but I know that we as a people will get to the promised land… “
Today there is a civil rights museum constructed around the Lorraine Motel. The Museum is built in two parts. The first part presents a circular maze of exhibits chrnoicalling the milestones of civil rights from the formation of the Constitution all the way to the night MLK was shot. The exhibits culminate by showing the perfectly preserved rooms where King and Rev. Ralph Abernathy stayed the night King was shot.
The museum continues in a second building across the street and starts at the perfectly preserved room where the presumed shooter, James Earl Ray, fired the shots that took King’s life. It shows the car that Ray drove and the evidence found in the car as well as all the information that has led many people to make assertions of a conspiracy and even FBI involvement. It is an extraordinarily well conceived and powerfully constructed museums ever built.
Memphis is also well known for its cultural contributions to the identity of American music. Many renowned musicians grew up in and around Memphis and moved from the Mississippi Delta including Jerry Lee Lewis, Muddy Waters, Carl Perkins, Johnny Cash, Robert Johnson, B.B. King, Howlin’ Wolf, Isaac Hayes, Al Green and – of course – Elvis Presley.
Visiting Graceland – a site that attracts far more tourists than the Civil Rights Museum – is like pulling the cover back on a piece of American iconography. For all his hip-swiveling larger than life persona, it is hard to argue the immense impact Elvis had on a wide variety of musical styles – from gospel, to country, to balladeering to Rock and Roll.
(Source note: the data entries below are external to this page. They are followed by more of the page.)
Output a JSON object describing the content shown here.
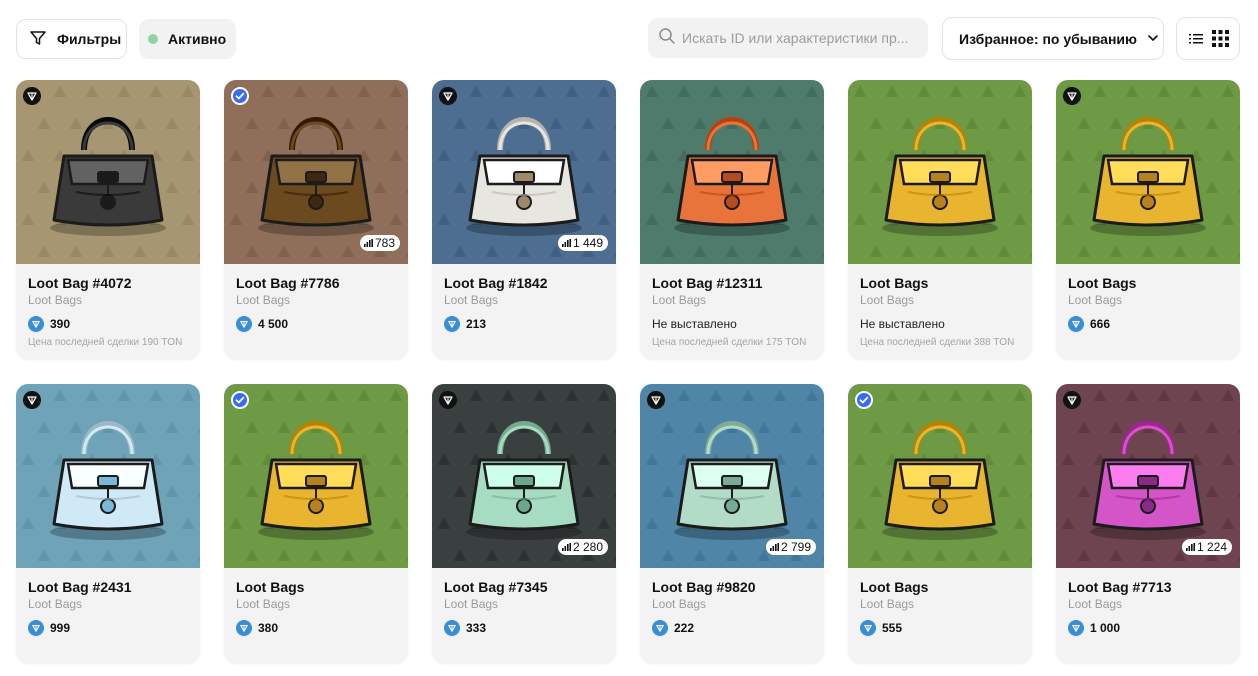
{
  "toolbar": {
    "filters_label": "Фильтры",
    "active_label": "Активно",
    "search_placeholder": "Искать ID или характеристики пр...",
    "sort_label": "Избранное: по убыванию"
  },
  "colors": {
    "green_dot": "#8fd4a2",
    "ton_blue": "#3a8ed8",
    "verified_blue": "#3a6cf0"
  },
  "cards": [
    {
      "title": "Loot Bag #4072",
      "collection": "Loot Bags",
      "price": "390",
      "last_deal": "Цена последней сделки 190 TON",
      "views": "",
      "badge": "ton-dark",
      "bg": "#a69772",
      "bag": "#3a3a3a",
      "accent": "#1a1a1a"
    },
    {
      "title": "Loot Bag #7786",
      "collection": "Loot Bags",
      "price": "4 500",
      "last_deal": "",
      "views": "783",
      "badge": "verified",
      "bg": "#8f6f5a",
      "bag": "#6b4a20",
      "accent": "#3d2810"
    },
    {
      "title": "Loot Bag #1842",
      "collection": "Loot Bags",
      "price": "213",
      "last_deal": "",
      "views": "1 449",
      "badge": "ton-dark",
      "bg": "#4d6e90",
      "bag": "#e8e6e0",
      "accent": "#a0896a"
    },
    {
      "title": "Loot Bag #12311",
      "collection": "Loot Bags",
      "price": "",
      "not_listed": "Не выставлено",
      "last_deal": "Цена последней сделки 175 TON",
      "views": "",
      "badge": "",
      "bg": "#4e7b6c",
      "bag": "#e8743c",
      "accent": "#b44c20"
    },
    {
      "title": "Loot Bags",
      "collection": "Loot Bags",
      "price": "",
      "not_listed": "Не выставлено",
      "last_deal": "Цена последней сделки 388 TON",
      "views": "",
      "badge": "",
      "bg": "#6f9a45",
      "bag": "#e9b530",
      "accent": "#b8821a"
    },
    {
      "title": "Loot Bags",
      "collection": "Loot Bags",
      "price": "666",
      "last_deal": "",
      "views": "",
      "badge": "ton-dark",
      "bg": "#6f9a45",
      "bag": "#e9b530",
      "accent": "#b8821a"
    },
    {
      "title": "Loot Bag #2431",
      "collection": "Loot Bags",
      "price": "999",
      "last_deal": "",
      "views": "",
      "badge": "ton-dark",
      "bg": "#6fa3b8",
      "bag": "#cfeaf6",
      "accent": "#78b8d8"
    },
    {
      "title": "Loot Bags",
      "collection": "Loot Bags",
      "price": "380",
      "last_deal": "",
      "views": "",
      "badge": "verified",
      "bg": "#6f9a45",
      "bag": "#e9b530",
      "accent": "#b8821a"
    },
    {
      "title": "Loot Bag #7345",
      "collection": "Loot Bags",
      "price": "333",
      "last_deal": "",
      "views": "2 280",
      "badge": "ton-dark",
      "bg": "#3a3f40",
      "bag": "#a6dcc2",
      "accent": "#6aa88c"
    },
    {
      "title": "Loot Bag #9820",
      "collection": "Loot Bags",
      "price": "222",
      "last_deal": "",
      "views": "2 799",
      "badge": "ton-dark",
      "bg": "#4f86a8",
      "bag": "#b3dcc8",
      "accent": "#78ab95"
    },
    {
      "title": "Loot Bags",
      "collection": "Loot Bags",
      "price": "555",
      "last_deal": "",
      "views": "",
      "badge": "verified",
      "bg": "#6f9a45",
      "bag": "#e9b530",
      "accent": "#b8821a"
    },
    {
      "title": "Loot Bag #7713",
      "collection": "Loot Bags",
      "price": "1 000",
      "last_deal": "",
      "views": "1 224",
      "badge": "ton-dark",
      "bg": "#6e4450",
      "bag": "#d455c8",
      "accent": "#8a2a88"
    }
  ]
}
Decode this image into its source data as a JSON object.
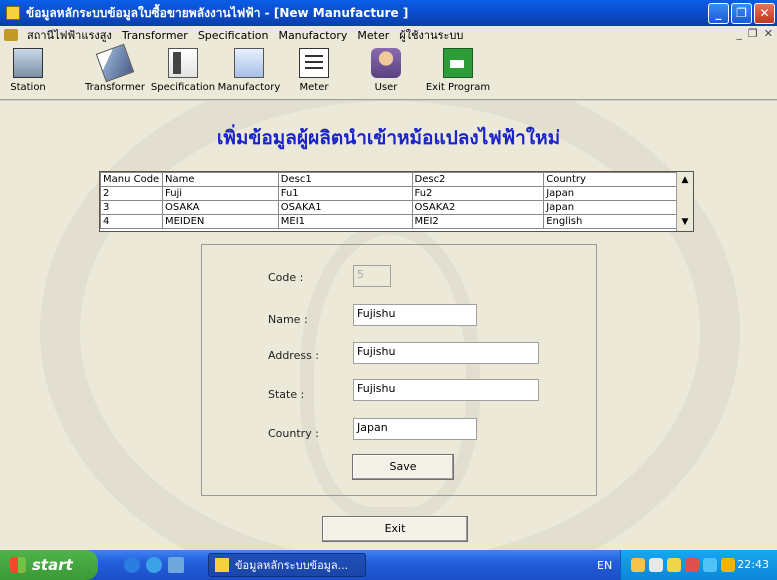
{
  "window": {
    "title": "ข้อมูลหลักระบบข้อมูลใบซื้อขายพลังงานไฟฟ้า - [New Manufacture ]",
    "controls": [
      "_",
      "❐",
      "✕"
    ]
  },
  "menu": {
    "items": [
      "สถานีไฟฟ้าแรงสูง",
      "Transformer",
      "Specification",
      "Manufactory",
      "Meter",
      "ผู้ใช้งานระบบ"
    ],
    "mdi_controls": [
      "_",
      "❐",
      "✕"
    ]
  },
  "toolbar": {
    "buttons": [
      {
        "label": "Station",
        "icon": "station-icon"
      },
      {
        "label": "Transformer",
        "icon": "transformer-icon"
      },
      {
        "label": "Specification",
        "icon": "specification-icon"
      },
      {
        "label": "Manufactory",
        "icon": "manufactory-icon"
      },
      {
        "label": "Meter",
        "icon": "meter-icon"
      },
      {
        "label": "User",
        "icon": "user-icon"
      },
      {
        "label": "Exit Program",
        "icon": "exit-program-icon"
      }
    ]
  },
  "page": {
    "title": "เพิ่มข้อมูลผู้ผลิตนำเข้าหม้อแปลงไฟฟ้าใหม่"
  },
  "grid": {
    "columns": [
      "Manu Code",
      "Name",
      "Desc1",
      "Desc2",
      "Country"
    ],
    "rows": [
      [
        "2",
        "Fuji",
        "Fu1",
        "Fu2",
        "Japan"
      ],
      [
        "3",
        "OSAKA",
        "OSAKA1",
        "OSAKA2",
        "Japan"
      ],
      [
        "4",
        "MEIDEN",
        "MEI1",
        "MEI2",
        "English"
      ]
    ]
  },
  "form": {
    "code": {
      "label": "Code :",
      "value": "5"
    },
    "name": {
      "label": "Name :",
      "value": "Fujishu"
    },
    "address": {
      "label": "Address :",
      "value": "Fujishu"
    },
    "state": {
      "label": "State :",
      "value": "Fujishu"
    },
    "country": {
      "label": "Country :",
      "value": "Japan"
    },
    "save_label": "Save"
  },
  "exit_label": "Exit",
  "taskbar": {
    "start_label": "start",
    "task_label": "ข้อมูลหลักระบบข้อมูล...",
    "language": "EN",
    "clock": "22:43"
  }
}
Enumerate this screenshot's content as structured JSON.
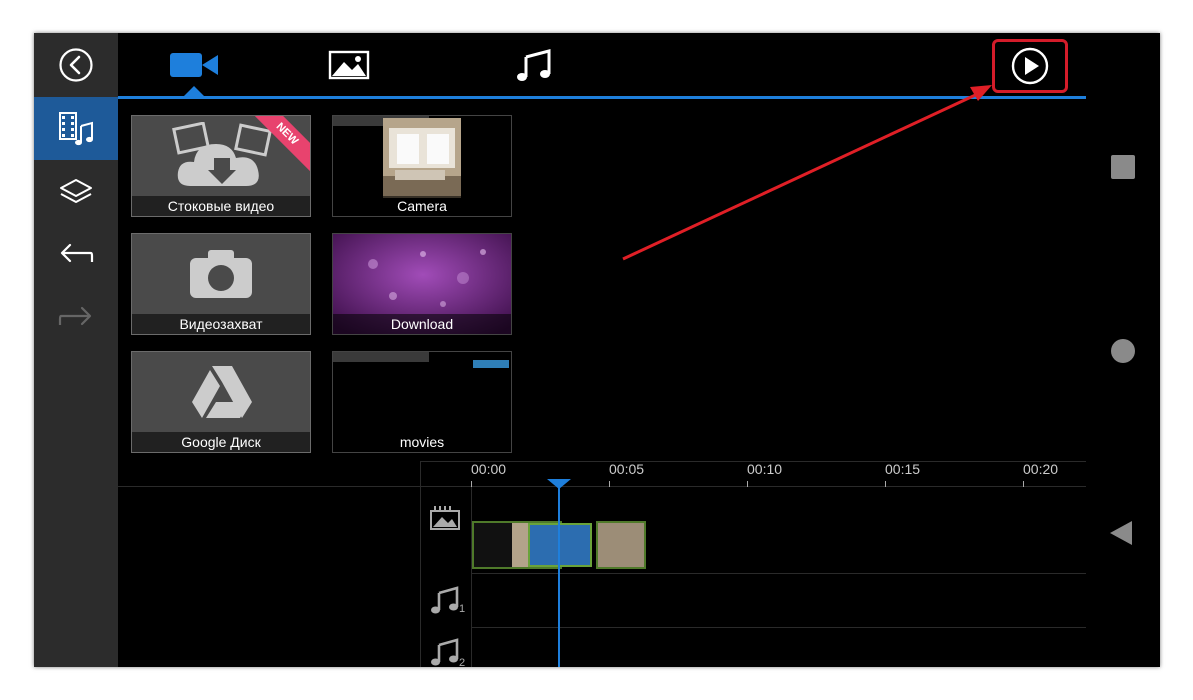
{
  "tabs": [
    {
      "id": "video",
      "icon": "video-camera-icon",
      "active": true
    },
    {
      "id": "image",
      "icon": "image-icon",
      "active": false
    },
    {
      "id": "music",
      "icon": "music-note-icon",
      "active": false
    }
  ],
  "tiles": [
    {
      "label": "Стоковые видео",
      "badge": "NEW"
    },
    {
      "label": "Camera"
    },
    {
      "label": "Видеозахват"
    },
    {
      "label": "Download"
    },
    {
      "label": "Google Диск"
    },
    {
      "label": "movies"
    }
  ],
  "timeline": {
    "ticks": [
      "00:00",
      "00:05",
      "00:10",
      "00:15",
      "00:20"
    ],
    "audio_tracks": [
      "1",
      "2"
    ]
  },
  "colors": {
    "accent": "#1e7fdc",
    "highlight": "#d41c2a",
    "new_badge": "#e8436e",
    "sidebar_active": "#1e5a99"
  }
}
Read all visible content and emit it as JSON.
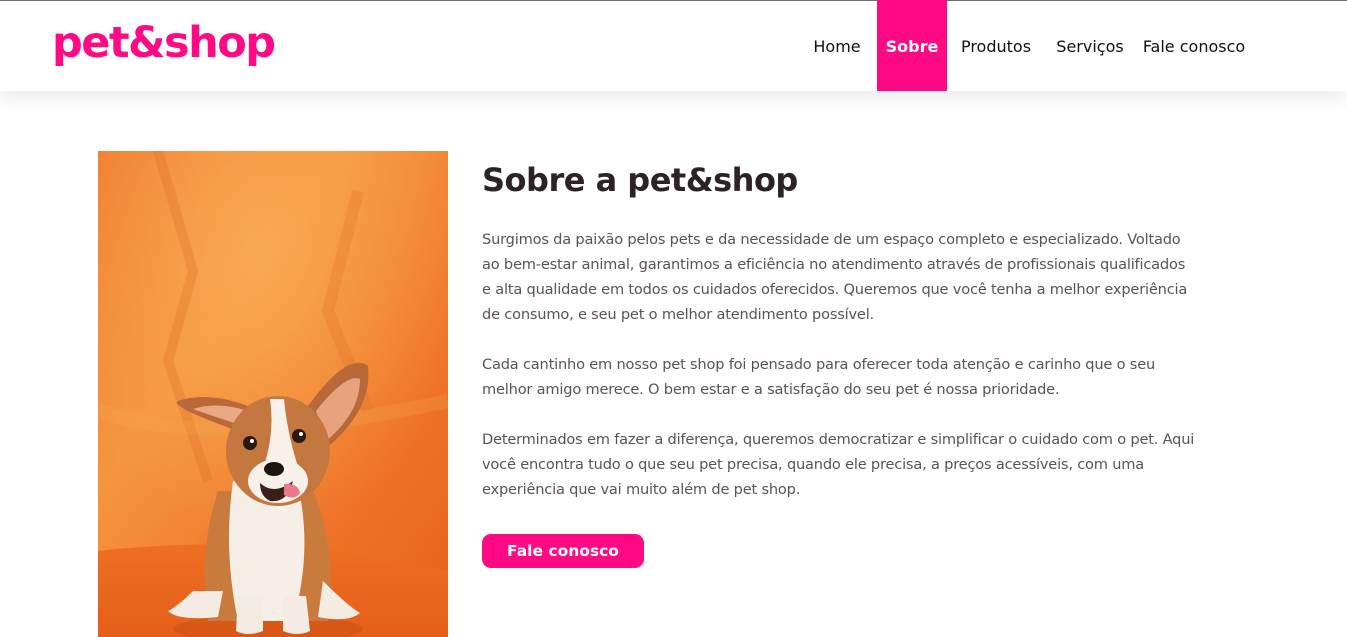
{
  "brand": {
    "logo_text": "pet&shop",
    "accent_color": "#ff0a84"
  },
  "nav": {
    "items": [
      {
        "label": "Home",
        "active": false
      },
      {
        "label": "Sobre",
        "active": true
      },
      {
        "label": "Produtos",
        "active": false
      },
      {
        "label": "Serviços",
        "active": false
      },
      {
        "label": "Fale conosco",
        "active": false
      }
    ]
  },
  "about": {
    "image_subject": "corgi puppy on orange background",
    "title": "Sobre a pet&shop",
    "paragraphs": [
      "Surgimos da paixão pelos pets e da necessidade de um espaço completo e especializado. Voltado ao bem-estar animal, garantimos a eficiência no atendimento através de profissionais qualificados e alta qualidade em todos os cuidados oferecidos. Queremos que você tenha a melhor experiência de consumo, e seu pet o melhor atendimento possível.",
      "Cada cantinho em nosso pet shop foi pensado para oferecer toda atenção e carinho que o seu melhor amigo merece. O bem estar e a satisfação do seu pet é nossa prioridade.",
      "Determinados em fazer a diferença, queremos democratizar e simplificar o cuidado com o pet. Aqui você encontra tudo o que seu pet precisa, quando ele precisa, a preços acessíveis, com uma experiência que vai muito além de pet shop."
    ],
    "cta_label": "Fale conosco"
  }
}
Elvis helped to shape and shift what became popular and profitable in American culture. His larger than life image (and some would say, ego) could not be contained in any simple mold and he broke through every conceivable barrier making it possible for those following to do things they could never have dreamed of.